  • Gas particles have lots of space between them! This means that when gas is released, it disperses into the atmosphere really quickly! Think of what happens when you release the air from a balloon!

Changing states of matter: Melting and freezing

We then looked at how states can change! Did you know that solids could become a liquid by a process called melting? Did you know that liquids can change into a solid through the process of freezing?

We explored these reversible processes by doing an exciting rice crispies experiment! First we melted a solid bar of chocolate into a chocolate syrup. Next we covered the rice crispies with the melted chocolate mixture and put it in the fridge.

Can you guess what happened to the chocolate?

That’s right, it turned into solid chocolate again! If states of matter can change back to it’s original state, we call this a reversible change.

The Water Cycle:

Once we understood how states of matter can change from a solid to a liquid and a gas, we moves on to explore the water cycle.

To start with, we explored the scientific enquiry: what happens to a puddle during a hot, sunny day?

We learned that liquids change into a gas if there is heat. This process is called evaporation.

We also learned how clouds are formed. Did you know that clouds are just evaporated water droplets? When the water droplets cool down, they condense and become clouds!

If there are too many water droplets, the clouds get heavy and we have precipitation! This is when the clouds release all the water droplets in the form of rain, hail or snow.

The water the returns to rivers, oceans, the sea, or seeps back into the soil ready to start all over again.

At the end of our states of matter unit, we created our very own water cycle poster explaining the different ways water changes states in the water cycle.

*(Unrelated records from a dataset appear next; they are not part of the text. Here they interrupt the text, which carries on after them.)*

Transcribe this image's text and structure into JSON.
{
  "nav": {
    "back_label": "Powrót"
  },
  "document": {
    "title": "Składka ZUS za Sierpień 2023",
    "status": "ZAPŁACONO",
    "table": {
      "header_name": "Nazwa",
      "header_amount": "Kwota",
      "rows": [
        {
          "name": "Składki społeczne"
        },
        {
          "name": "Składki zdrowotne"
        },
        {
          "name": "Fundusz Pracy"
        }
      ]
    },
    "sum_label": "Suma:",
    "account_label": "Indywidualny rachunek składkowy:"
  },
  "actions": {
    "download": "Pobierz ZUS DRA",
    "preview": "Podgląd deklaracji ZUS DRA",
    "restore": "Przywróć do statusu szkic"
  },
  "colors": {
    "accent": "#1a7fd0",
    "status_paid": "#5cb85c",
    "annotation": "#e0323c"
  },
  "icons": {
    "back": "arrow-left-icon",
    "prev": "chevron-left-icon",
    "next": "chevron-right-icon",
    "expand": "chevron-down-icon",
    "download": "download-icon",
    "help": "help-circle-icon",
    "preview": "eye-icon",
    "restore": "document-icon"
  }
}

Can you spot where evaporation, condensation, precipitation and collection happens in this diagram?

Leave a Reply

Your email address will not be published.